Greenhouse rightly questions the moral presumption that immigration laws are primarily about finding ways to keep people out, as opposed to finding ways to let them in. She closes by obliquely hinting:

[The Congress that takes a hard line with people who smoke a single joint and take  a single unprescribed pill] would be the same Congress that spent months tied up in knots over how conclusively to prohibit insurance coverage for abortion under the new health care legislation, ostensibly out of concern for the unborn. Maybe someday, members of Congress will display the same concern for those who happened to have been born, but on the wrong side of the border.

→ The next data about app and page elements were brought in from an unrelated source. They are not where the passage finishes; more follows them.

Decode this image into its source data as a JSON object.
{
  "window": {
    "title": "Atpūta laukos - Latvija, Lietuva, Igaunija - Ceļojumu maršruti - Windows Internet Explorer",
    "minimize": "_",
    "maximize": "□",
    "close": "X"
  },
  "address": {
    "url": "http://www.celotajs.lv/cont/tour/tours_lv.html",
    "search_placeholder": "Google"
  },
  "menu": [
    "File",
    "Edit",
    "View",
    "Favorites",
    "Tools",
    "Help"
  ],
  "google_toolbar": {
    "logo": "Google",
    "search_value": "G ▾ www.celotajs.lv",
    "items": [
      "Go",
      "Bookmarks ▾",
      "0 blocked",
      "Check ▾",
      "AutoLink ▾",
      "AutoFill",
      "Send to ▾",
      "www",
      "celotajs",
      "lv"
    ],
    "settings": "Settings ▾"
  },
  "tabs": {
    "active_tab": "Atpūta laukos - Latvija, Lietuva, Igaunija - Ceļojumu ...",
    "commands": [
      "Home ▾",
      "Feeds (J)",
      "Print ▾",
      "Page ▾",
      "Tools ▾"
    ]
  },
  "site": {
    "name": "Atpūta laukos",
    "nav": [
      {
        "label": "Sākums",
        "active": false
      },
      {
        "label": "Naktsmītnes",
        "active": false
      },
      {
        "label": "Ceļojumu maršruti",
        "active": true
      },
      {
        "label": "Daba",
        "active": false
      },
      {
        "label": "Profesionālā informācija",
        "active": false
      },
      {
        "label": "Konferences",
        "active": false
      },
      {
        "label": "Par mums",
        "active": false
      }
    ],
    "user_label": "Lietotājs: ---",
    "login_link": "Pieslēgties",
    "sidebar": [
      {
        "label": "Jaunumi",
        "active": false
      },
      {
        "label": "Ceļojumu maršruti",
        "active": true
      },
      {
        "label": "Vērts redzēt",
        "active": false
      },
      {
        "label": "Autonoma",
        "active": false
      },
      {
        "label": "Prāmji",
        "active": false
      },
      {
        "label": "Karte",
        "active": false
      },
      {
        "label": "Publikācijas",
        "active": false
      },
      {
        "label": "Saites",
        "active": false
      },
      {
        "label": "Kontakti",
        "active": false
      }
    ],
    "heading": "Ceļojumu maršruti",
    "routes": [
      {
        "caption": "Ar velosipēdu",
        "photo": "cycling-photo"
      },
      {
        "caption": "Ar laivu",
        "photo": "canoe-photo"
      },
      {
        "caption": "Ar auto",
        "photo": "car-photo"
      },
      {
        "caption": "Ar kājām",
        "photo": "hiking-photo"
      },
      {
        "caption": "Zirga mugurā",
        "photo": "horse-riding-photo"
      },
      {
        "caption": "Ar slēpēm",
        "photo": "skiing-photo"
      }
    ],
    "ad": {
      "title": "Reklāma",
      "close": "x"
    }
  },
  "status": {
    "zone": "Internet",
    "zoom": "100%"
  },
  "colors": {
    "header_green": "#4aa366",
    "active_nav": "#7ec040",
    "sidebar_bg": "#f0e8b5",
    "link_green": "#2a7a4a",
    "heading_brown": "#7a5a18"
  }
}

Maybe, just maybe, the Supreme Court will show the way.

She should have been more explicit, and perhaps even a bit more daring in taking on more than just US law. Beyond the fundamental immorality of a regime focused on ways to keep good people out, we need to attack the fundamental immorality of a regime focused on ways to discriminate against good people purely because they were unlucky enough to be born the wrong way. Greenhouse’s stories may illustrate the need for better handling of mental illness or the reform of drug laws, but they all point in the same direction: the fundamental assumption behind most laws is that you can do to non-citizens unconscionable things that you would never dare do to citizens. We need to end this global apartheid: we need to demand legal systems in our countries that properly recognise the worth and dignity of every human being.